  1. Front Matter
    Pages i-xv
  2. Species in Evolutionary Theory

    1. Front Matter
      Pages 1-1
    2. Niles Eldredge
      Pages 3-20
    3. Frederick S. Szalay
      Pages 21-41
    4. J. C. Masters
      Pages 43-64
  3. Speciation and Variation among the Living Primates

    1. Front Matter
      Pages 65-65
    2. Clifford J. Jolly
      Pages 67-107
    3. Colin P. Groves
      Pages 109-121
    4. Gene H. Albrecht, Joseph M. A. Miller
      Pages 123-161
    5. Robert K. Costello, C. Dickinson, A. L. Rosenberger, S. Boinski, Frederick S. Szalay
      Pages 177-210
    6. Brian T. Shea, Steven R. Leigh, Colin P. Groves
      Pages 265-296
  4. Species and Species Recognition in the Primate Fossil Record

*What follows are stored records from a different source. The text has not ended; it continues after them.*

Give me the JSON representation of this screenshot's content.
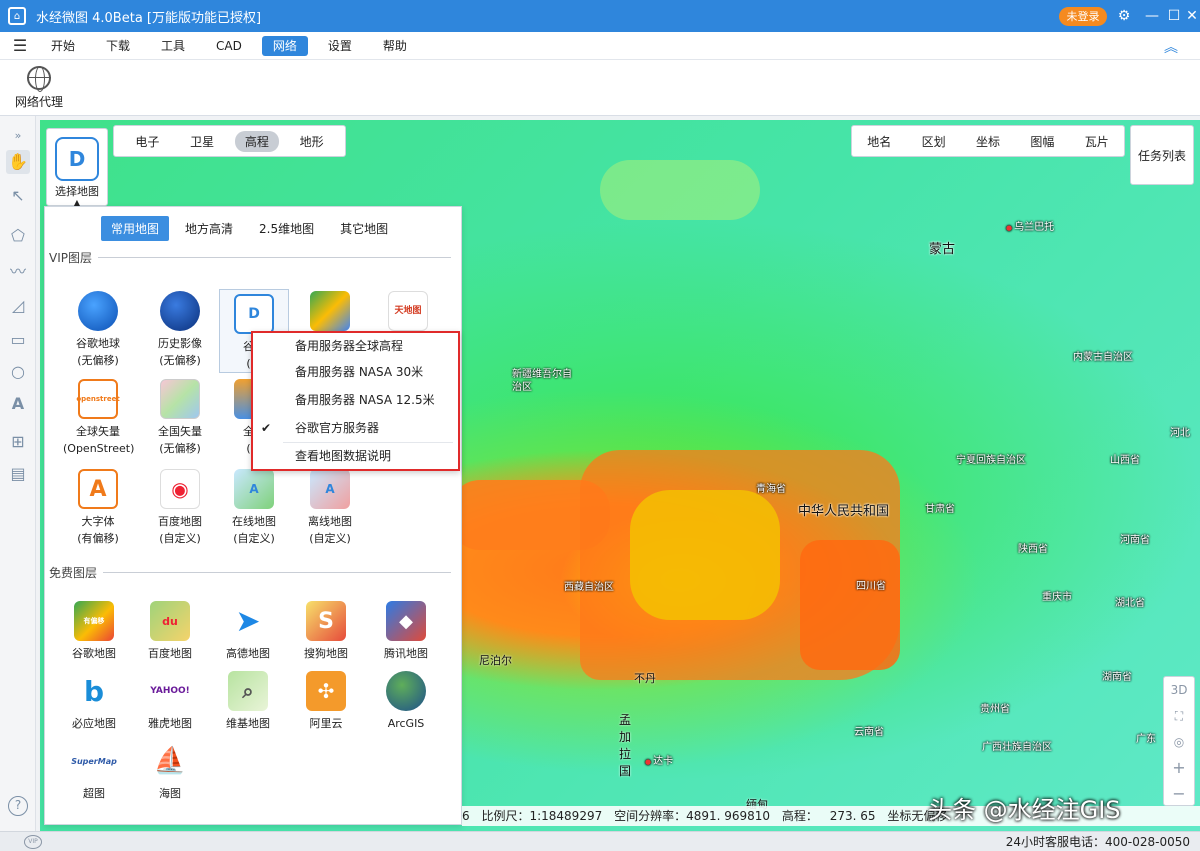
{
  "app": {
    "title": "水经微图 4.0Beta [万能版功能已授权]",
    "login_label": "未登录"
  },
  "window_controls": {
    "settings": "⚙",
    "minimize": "—",
    "maximize": "☐",
    "close": "✕"
  },
  "menu": [
    "开始",
    "下载",
    "工具",
    "CAD",
    "网络",
    "设置",
    "帮助"
  ],
  "menu_active": "网络",
  "ribbon": {
    "proxy_label": "网络代理"
  },
  "map_types": [
    "电子",
    "卫星",
    "高程",
    "地形"
  ],
  "map_type_active": "高程",
  "layer_toggles": [
    "地名",
    "区划",
    "坐标",
    "图幅",
    "瓦片"
  ],
  "task_list_label": "任务列表",
  "select_map_label": "选择地图",
  "panel": {
    "tabs": [
      "常用地图",
      "地方高清",
      "2.5维地图",
      "其它地图"
    ],
    "active_tab": "常用地图",
    "vip_section": "VIP图层",
    "free_section": "免费图层",
    "vip_tiles": [
      {
        "l1": "谷歌地球",
        "l2": "(无偏移)"
      },
      {
        "l1": "历史影像",
        "l2": "(无偏移)"
      },
      {
        "l1": "谷歌",
        "l2": "(等"
      },
      {
        "l1": "",
        "l2": ""
      },
      {
        "l1": "",
        "l2": ""
      },
      {
        "l1": "全球矢量",
        "l2": "(OpenStreet)"
      },
      {
        "l1": "全国矢量",
        "l2": "(无偏移)"
      },
      {
        "l1": "全国",
        "l2": "(含"
      },
      {
        "l1": "大字体",
        "l2": "(有偏移)"
      },
      {
        "l1": "百度地图",
        "l2": "(自定义)"
      },
      {
        "l1": "在线地图",
        "l2": "(自定义)"
      },
      {
        "l1": "离线地图",
        "l2": "(自定义)"
      }
    ],
    "free_tiles": [
      "谷歌地图",
      "百度地图",
      "高德地图",
      "搜狗地图",
      "腾讯地图",
      "必应地图",
      "雅虎地图",
      "维基地图",
      "阿里云",
      "ArcGIS",
      "超图",
      "海图"
    ],
    "icon_text": {
      "openstreet": "openstreet",
      "tianditu": "天地图",
      "du": "du",
      "yahoo": "YAHOO!",
      "supermap": "SuperMap",
      "youpianyi": "有偏移"
    }
  },
  "context_menu": {
    "items": [
      "备用服务器全球高程",
      "备用服务器 NASA 30米",
      "备用服务器 NASA 12.5米",
      "谷歌官方服务器",
      "查看地图数据说明"
    ],
    "checked_index": 3,
    "check_glyph": "✔"
  },
  "map_labels": {
    "mongolia": "蒙古",
    "ulaanbaatar": "乌兰巴托",
    "neimenggu": "内蒙古自治区",
    "xinjiang": "新疆维吾尔自治区",
    "qinghai": "青海省",
    "ningxia": "宁夏回族自治区",
    "shanxi": "山西省",
    "hebei": "河北",
    "china": "中华人民共和国",
    "gansu": "甘肃省",
    "shaanxi": "陕西省",
    "henan": "河南省",
    "tibet": "西藏自治区",
    "sichuan": "四川省",
    "chongqing": "重庆市",
    "hubei": "湖北省",
    "nepal": "尼泊尔",
    "bhutan": "不丹",
    "hunan": "湖南省",
    "guizhou": "贵州省",
    "yunnan": "云南省",
    "guangxi": "广西壮族自治区",
    "guangdong": "广东",
    "bangladesh": "孟加拉国",
    "dhaka": "达卡",
    "myanmar": "缅甸",
    "ghost1": "新疆",
    "ghost2": "拉"
  },
  "nav_tools": [
    "3D",
    "⛶",
    "◎",
    "+",
    "−"
  ],
  "status": {
    "level": "6",
    "scale": "比例尺：1:18489297",
    "resolution": "空间分辨率：4891. 969810",
    "elevation_label": "高程：",
    "elevation_value": "273. 65",
    "coord_note": "坐标无偏移"
  },
  "watermark": "头条 @水经注GIS",
  "hotline": "24小时客服电话：400-028-0050",
  "help_glyph": "?",
  "vip_badge": "VIP"
}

    1. Front Matter
      Pages 297-297
    2. Kenneth D. Rose, Thomas M. Bown
      Pages 299-330
    3. Leonard Krishtalka
      Pages 331-344
    4. M. F. Teaford, A. Walker, G. S. Mugaisi
      Pages 373-392
    5. Lawrence B. Martin, Peter Andrews
      Pages 393-427
  5. Species and Species Recognition in the Hominid Fossil Record

  6. Summary

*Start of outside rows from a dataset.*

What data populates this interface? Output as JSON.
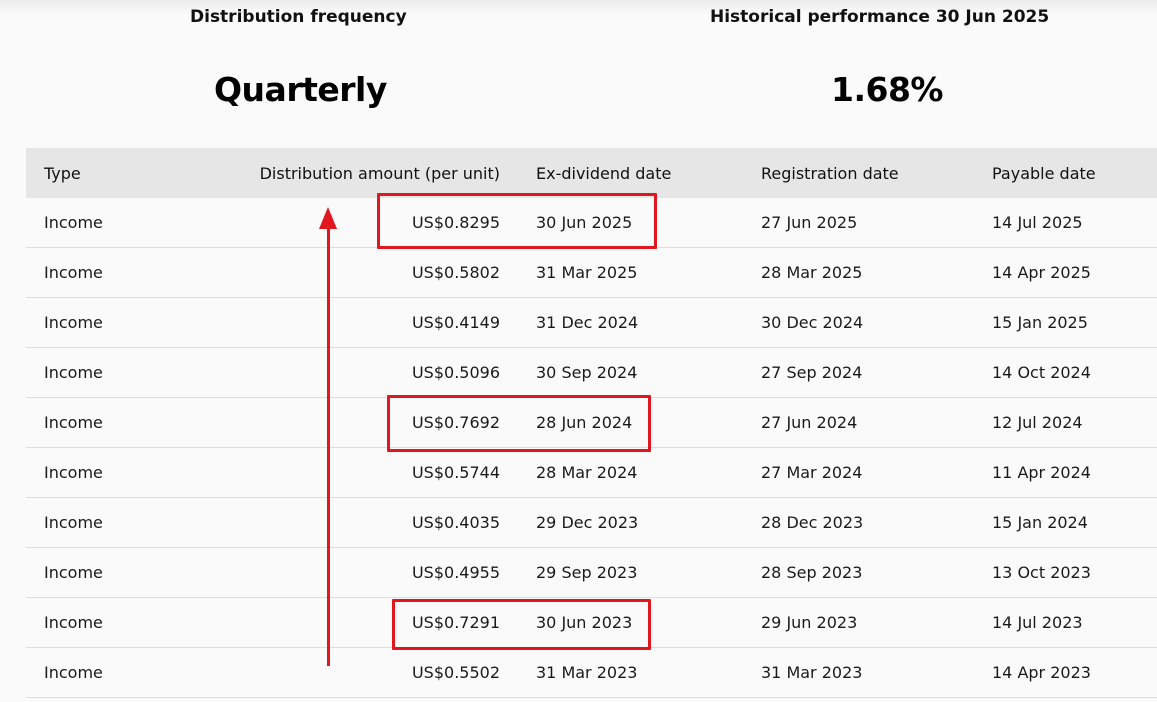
{
  "summary": {
    "frequency_label": "Distribution frequency",
    "frequency_value": "Quarterly",
    "performance_label": "Historical performance 30 Jun 2025",
    "performance_value": "1.68%"
  },
  "table": {
    "headers": {
      "type": "Type",
      "amount": "Distribution amount (per unit)",
      "ex_dividend": "Ex-dividend date",
      "registration": "Registration date",
      "payable": "Payable date"
    },
    "rows": [
      {
        "type": "Income",
        "amount": "US$0.8295",
        "ex_dividend": "30 Jun 2025",
        "registration": "27 Jun 2025",
        "payable": "14 Jul 2025"
      },
      {
        "type": "Income",
        "amount": "US$0.5802",
        "ex_dividend": "31 Mar 2025",
        "registration": "28 Mar 2025",
        "payable": "14 Apr 2025"
      },
      {
        "type": "Income",
        "amount": "US$0.4149",
        "ex_dividend": "31 Dec 2024",
        "registration": "30 Dec 2024",
        "payable": "15 Jan 2025"
      },
      {
        "type": "Income",
        "amount": "US$0.5096",
        "ex_dividend": "30 Sep 2024",
        "registration": "27 Sep 2024",
        "payable": "14 Oct 2024"
      },
      {
        "type": "Income",
        "amount": "US$0.7692",
        "ex_dividend": "28 Jun 2024",
        "registration": "27 Jun 2024",
        "payable": "12 Jul 2024"
      },
      {
        "type": "Income",
        "amount": "US$0.5744",
        "ex_dividend": "28 Mar 2024",
        "registration": "27 Mar 2024",
        "payable": "11 Apr 2024"
      },
      {
        "type": "Income",
        "amount": "US$0.4035",
        "ex_dividend": "29 Dec 2023",
        "registration": "28 Dec 2023",
        "payable": "15 Jan 2024"
      },
      {
        "type": "Income",
        "amount": "US$0.4955",
        "ex_dividend": "29 Sep 2023",
        "registration": "28 Sep 2023",
        "payable": "13 Oct 2023"
      },
      {
        "type": "Income",
        "amount": "US$0.7291",
        "ex_dividend": "30 Jun 2023",
        "registration": "29 Jun 2023",
        "payable": "14 Jul 2023"
      },
      {
        "type": "Income",
        "amount": "US$0.5502",
        "ex_dividend": "31 Mar 2023",
        "registration": "31 Mar 2023",
        "payable": "14 Apr 2023"
      }
    ]
  },
  "annotations": {
    "color": "#e0171f",
    "highlighted_rows": [
      0,
      4,
      8
    ],
    "arrow_direction": "up"
  }
}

    1. Front Matter
      Pages 537-537
    2. William H. Kimbel, Lawrence B. Martin
      Pages 539-553
  7. Back Matter
    Pages 555-560

About this book

Introduction

A world of categones devmd of spirit waits for life to return. Saul Bellow, Humboldt's Gift The stock-in-trade of communicating hypotheses about the historical path of evolution is a graphical representation called a phylogenetic tree. In most such graphics, pairs of branches diverge from other branches, successively marching across abstract time toward the present. To each branch is tied a tag with a name, a binominal symbol that functions as does the name given to an individual human being. On phylogenetic trees the names symbolize species. What exactly do these names signify? What kind of information is communicated when we claim to have knowledge of the following types? "Tetonius mathewzi was ancestral to Pseudotetonius ambiguus. " "The sample of fossils attributed to Homo habzlis is too variable to contain only one species. " "Interbreeding populations of savanna baboons all belong to Papio anubis. " "Hylobates lar and H. pileatus interbreed in zones of geographic overlap. " While there is nearly universal agreement that the notion of the speczes is fundamental to our understanding of how evolution works, there is a very wide range of opinion on the conceptual content and meaning of such particular statements regarding species. This is because, oddly enough, evolutionary biolo­ gists are quite far from agreement on what a species is, how it attains this status, and what role it plays in evolution over the long term.

Keywords

evolution primates systematics taxonomy

Editors and affiliations

  • William H. Kimbel
    • 1
  • Lawrence B. Martin
    • 2
  1. 1.Institute of Human OriginsBerkeleyUSA
  2. 2.State University of New YorkStony BrookUSA

Bibliographic information